Search the entries for the word "icon" and pull out each line that has it.

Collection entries
++++++
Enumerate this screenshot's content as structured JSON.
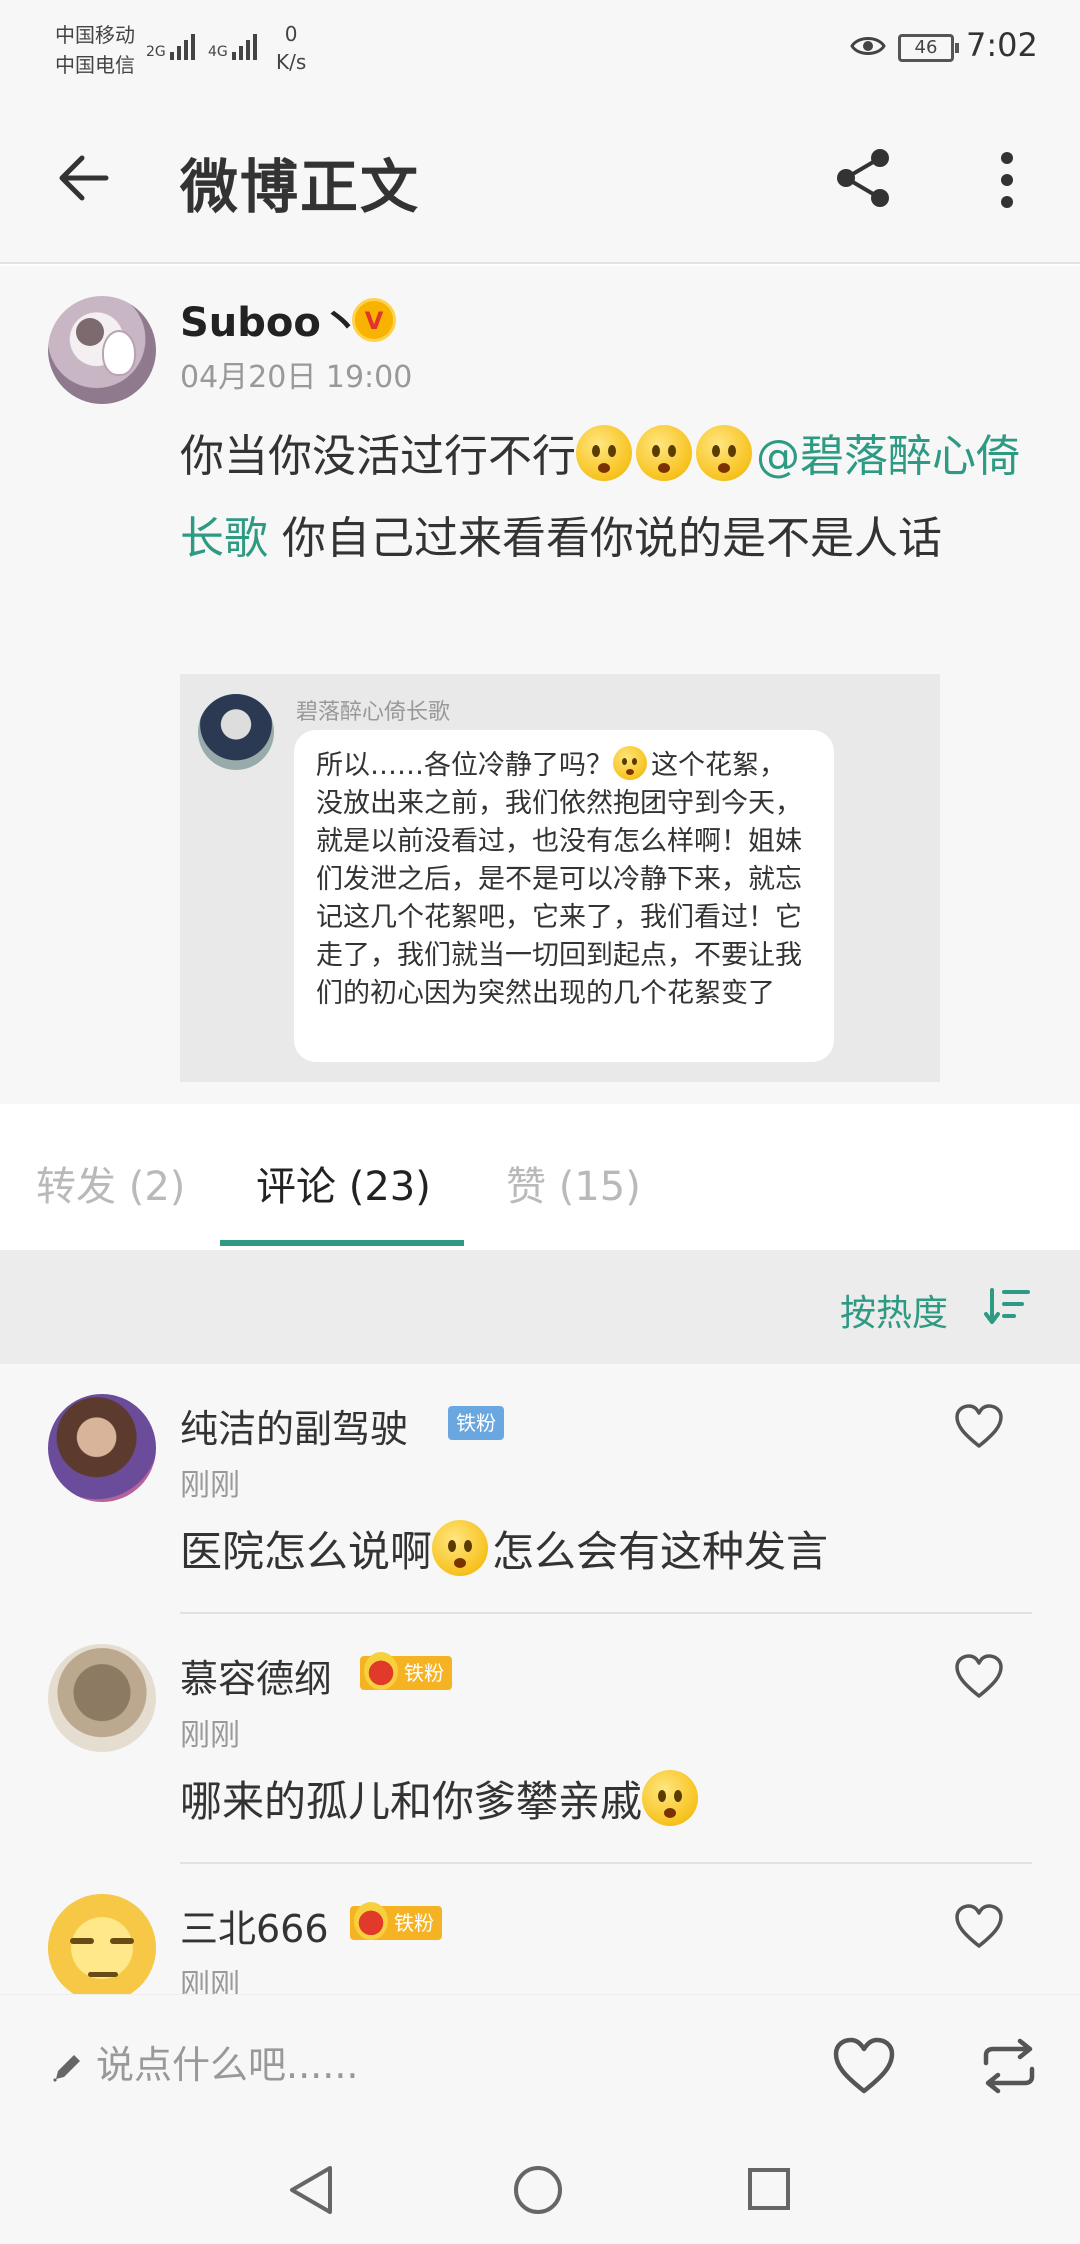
{
  "status_bar": {
    "carrier_1": "中国移动",
    "carrier_2": "中国电信",
    "net_1": "2G",
    "net_2": "4G",
    "speed_value": "0",
    "speed_unit": "K/s",
    "battery": "46",
    "time": "7:02"
  },
  "header": {
    "title": "微博正文",
    "back_icon": "arrow-left-icon",
    "share_icon": "share-icon",
    "more_icon": "more-vertical-icon"
  },
  "post": {
    "author": "Suboo丶",
    "verified_mark": "V",
    "time": "04月20日 19:00",
    "text_part1": "你当你没活过行不行",
    "mention": "@碧落醉心倚长歌",
    "text_part2": " 你自己过来看看你说的是不是人话",
    "quote": {
      "name": "碧落醉心倚长歌",
      "text_part1": "所以……各位冷静了吗？",
      "text_part2": "这个花絮，没放出来之前，我们依然抱团守到今天，就是以前没看过，也没有怎么样啊！姐妹们发泄之后，是不是可以冷静下来，就忘记这几个花絮吧，它来了，我们看过！它走了，我们就当一切回到起点，不要让我们的初心因为突然出现的几个花絮变了"
    }
  },
  "tabs": [
    {
      "label": "转发 (2)"
    },
    {
      "label": "评论 (23)"
    },
    {
      "label": "赞 (15)"
    }
  ],
  "sort": {
    "label": "按热度",
    "icon": "sort-icon"
  },
  "comments": [
    {
      "name": "纯洁的副驾驶",
      "badge": "铁粉",
      "time": "刚刚",
      "text": "医院怎么说啊",
      "text_after": "怎么会有这种发言"
    },
    {
      "name": "慕容德纲",
      "badge": "铁粉",
      "time": "刚刚",
      "text": "哪来的孤儿和你爹攀亲戚",
      "text_after": ""
    },
    {
      "name": "三北666",
      "badge": "铁粉",
      "time": "刚刚",
      "text": "",
      "text_after": ""
    }
  ],
  "input_bar": {
    "placeholder": "说点什么吧......"
  },
  "colors": {
    "accent": "#2f9a84",
    "background": "#f7f7f7"
  }
}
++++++
OUTPUT FOR THIS TASK:
    "back_icon": "arrow-left-icon",
    "share_icon": "share-icon",
    "more_icon": "more-vertical-icon"
    "icon": "sort-icon"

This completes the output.